Nader Draws 10,000 in Seattle
9.24.00 | SEATTLE -- Energized by the sight of nearly 10,000 paying admirers, Ralph Nader let it be known in no uncertain terms Saturday night that he wants to become the president ... of the Seattle Coalition.
Starting with a dramatic video montage showing police abuse at last year's shutdown of the World Trade Organization meeting in Seattle, the mostly student-age participants in that ground-breaking event were flattered, praised and motivated by speakers, musicians and the Green Party candidate himself, as he tried to solidify the anti-globalization base of his Third Party insurgency.
"The spirit of Seattle lives!" Nader shouted as he loped on stage of the Key Arena. "The message that you sent ... last November still reverberates!"

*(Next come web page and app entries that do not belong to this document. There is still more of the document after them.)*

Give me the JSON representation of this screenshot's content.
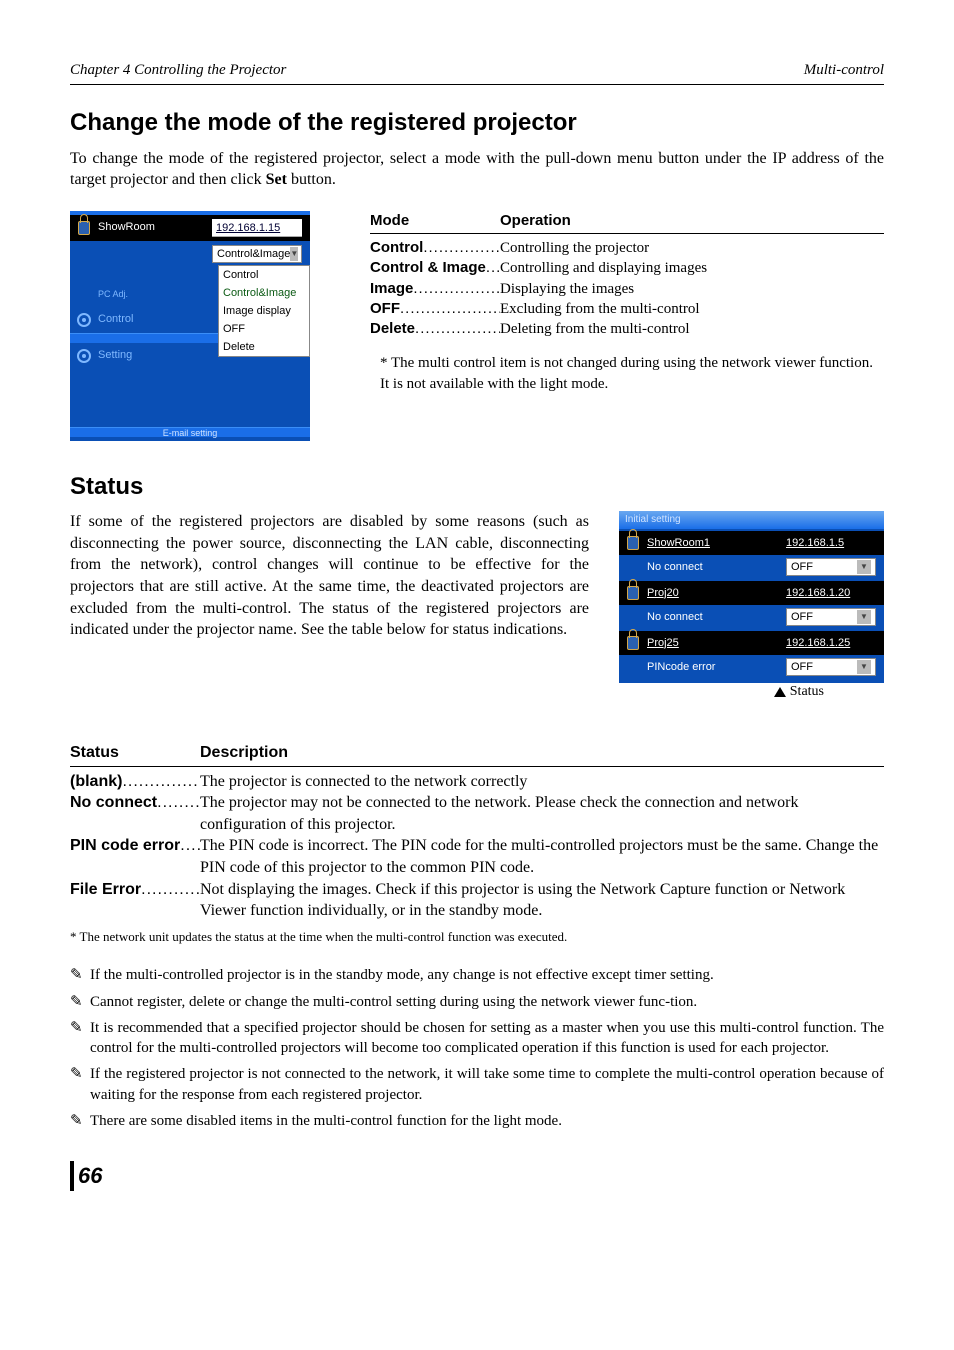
{
  "header": {
    "chapter": "Chapter 4 Controlling the Projector",
    "section": "Multi-control"
  },
  "s1": {
    "title": "Change the mode of the registered projector",
    "intro_a": "To change the mode of the registered projector, select a mode with the pull-down menu button under the IP address of the target projector and then click ",
    "intro_set": "Set",
    "intro_b": " button."
  },
  "ss1": {
    "name": "ShowRoom",
    "ip": "192.168.1.15",
    "selected": "Control&Image",
    "options": [
      "Control",
      "Control&Image",
      "Image display",
      "OFF",
      "Delete"
    ],
    "nav1": "PC Adj.",
    "nav2": "Control",
    "nav3": "Setting",
    "footer": "E-mail setting"
  },
  "mode_table": {
    "h1": "Mode",
    "h2": "Operation",
    "rows": [
      {
        "mode": "Control",
        "op": "Controlling the projector"
      },
      {
        "mode": "Control & Image",
        "op": "Controlling and displaying images"
      },
      {
        "mode": "Image",
        "op": "Displaying the images"
      },
      {
        "mode": "OFF",
        "op": "Excluding from the multi-control"
      },
      {
        "mode": "Delete",
        "op": "Deleting from the multi-control"
      }
    ],
    "note": "* The multi control item is not changed during using the network viewer function. It is not available with the light mode."
  },
  "s2": {
    "title": "Status",
    "para": "If some of the registered projectors are disabled by some reasons (such as disconnecting the power source, disconnecting the LAN cable, disconnecting from the network), control changes will continue to be effective for the projectors that are still active. At the same time, the deactivated projectors are excluded from the multi-control. The status of the registered projectors are indicated under the projector name. See the table below for status indications."
  },
  "ss2": {
    "topbar": "Initial setting",
    "rows": [
      {
        "name": "ShowRoom1",
        "ip": "192.168.1.5",
        "status": "No connect",
        "dd": "OFF"
      },
      {
        "name": "Proj20",
        "ip": "192.168.1.20",
        "status": "No connect",
        "dd": "OFF"
      },
      {
        "name": "Proj25",
        "ip": "192.168.1.25",
        "status": "PINcode error",
        "dd": "OFF"
      }
    ],
    "callout": "Status"
  },
  "status_table": {
    "h1": "Status",
    "h2": "Description",
    "rows": [
      {
        "s": "(blank)",
        "d": "The projector is connected to the network correctly"
      },
      {
        "s": "No connect",
        "d": "The projector may not be connected to the network. Please check the connection and network configuration of this projector."
      },
      {
        "s": "PIN code error",
        "d": "The PIN code is incorrect. The PIN code for the multi-controlled projectors must be the same. Change the PIN code of this projector to the common PIN code."
      },
      {
        "s": "File Error",
        "d": "Not displaying the images. Check if this projector is using the Network Capture function or Network Viewer function individually, or  in the standby mode."
      }
    ],
    "small": "* The network unit updates the status at the time when the multi-control function was executed."
  },
  "notes": [
    "If the multi-controlled projector is in the standby mode, any change is not effective except timer setting.",
    "Cannot register, delete or change the multi-control setting during using the network viewer func-tion.",
    "It is recommended that a specified projector should be chosen for setting as a master when you use this multi-control function. The control for the multi-controlled projectors will become too complicated operation if this function is used for each projector.",
    "If the registered projector is not connected to the network, it will take some time to complete the multi-control operation because of waiting for the response from each registered projector.",
    "There are some disabled items in the multi-control function for the light mode."
  ],
  "page": "66",
  "pencil_glyph": "✎"
}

Seattle might be Nader's biggest stronghold on the West Coast, even bigger than liberal San Francisco. One of the few major cities to have several Green politicians on the city council, it has a large and active student population, and in the past few days the Nader campaign picked up key labor endorsements from the 6,500 members of Teamsters Local 174 and the Greater Seattle chapter of the American Postal Workers Union. And while his most recent statewide poll numbers show 5 percent support -- down from around 10 percent before the Democratic National Convention -- most of that is concentrated in the urban western half of the state, centered on Seattle.
Since establishing itself this May, Washington's Green Party has founded local chapters in 33 of 39 counties and hopes to have the remaining six launched by Election Day, state party facilitator Brent McMillan said. "I've never seen a climate as favorable as Washington has right now," he said.
Scott Royder, who runs the Nader campaign for the state, claims "the Green Party is the second party here in Seattle; the Republicans are the third party ... It's an amazing place."
Royder, a youthful-looking 41-year-old activist with a braided ponytail, salt-and-pepper beard and startling blue eyes, says Nader's Seattle operation is benefiting directly from the organizations that emerged during and after the WTO protests -- which he and Nader both attended.
"People ... that were in the streets of Seattle, they know the energy that was there is like this event here tonight, bringing people together, putting them together, realizing that they're far from alone, and that the energy that is created by these kinds of gatherings ... help people know that we do have the power to make a huge difference, whether it be by shutting down WTO, shutting down the debates or electing the president and vice president," he said.
The Seattle Coalition, mocked by outsiders as a rag-tag group of incoherent extremists, shares some key values: environmental concern, contempt for "corporate greed," distaste for military spending and a sort of personal audacity of protest. Each tenet was hammered home last night, by speakers such as Texas liberal favorite Jim Hightower, who praised "The Seattle Tea Party that we had last November here."
"And what you did there was to open a great old big can of kick-ass that they ain't ever gonna put the lid back on," he said.
Hightower, like Nader, made rhetorical calls for a "new politics." But judging by the speeches, entertainment and information booths, the one truly new thing about the Seattle Coalitionists are the ages of its members; around half of last night's crowd was under 30.
At least two different singers (including a bearded Eddie Vedder, of Pearl Jam) performed Woody Guthrie songs. Activist booths called for the end of the death penalty and the embargo on Iraq, and speakers made direct connections to the history and terminology of the left-labor movements from the 1960s on backward.
"I think we need to call this what it is: class war," Hightower said, earning one of the loudest standing ovations of the night. "Real wages today in America are less than what they were when Richard Nixon was president of the United States ... even though it's our labor, our creativity, our productivity that's generated these corporate profits, and stock prices going through the roof," he said.
"Yeah, Wall Street's whizzing -- it's whizzing on you and me," cracked Hightower.
Nader threw out plenty of red tofu to the hungry crowd: from bans on logging in National Forest lands, to the breaching of dams along the Snake River, to abolishing genetically engineered food, legalizing marijuana and industrial hemp, ending the Drug War, establishing universal health care, and, of course, withdrawing unilaterally from any and all world trade bodies.
But, perhaps mindful that a significant number of people in the audience wouldn't mind a "worldwide class revolution," Nader took unusual care to portray his proposed movement as one perfectly in line with the great reformers of American history, from Thomas Jefferson and Thomas Paine, to Abraham Lincoln and William Jennings Bryan.
And that movement, he hopes, will be led by the people who helped spawn the protests this year in Washington, D.C., Philadelphia, Los Angeles and, now, Prague (for this week's IMF-World Bank meetings).
"It's your turn now. You can build this party, with your hands and your courage and your minds," Nader said. "Let's make our own posterity, (make) our descendants proud of us, because we had the willpower in this period of human history ... to care about one another, and care about future generations, and to make this world a better place."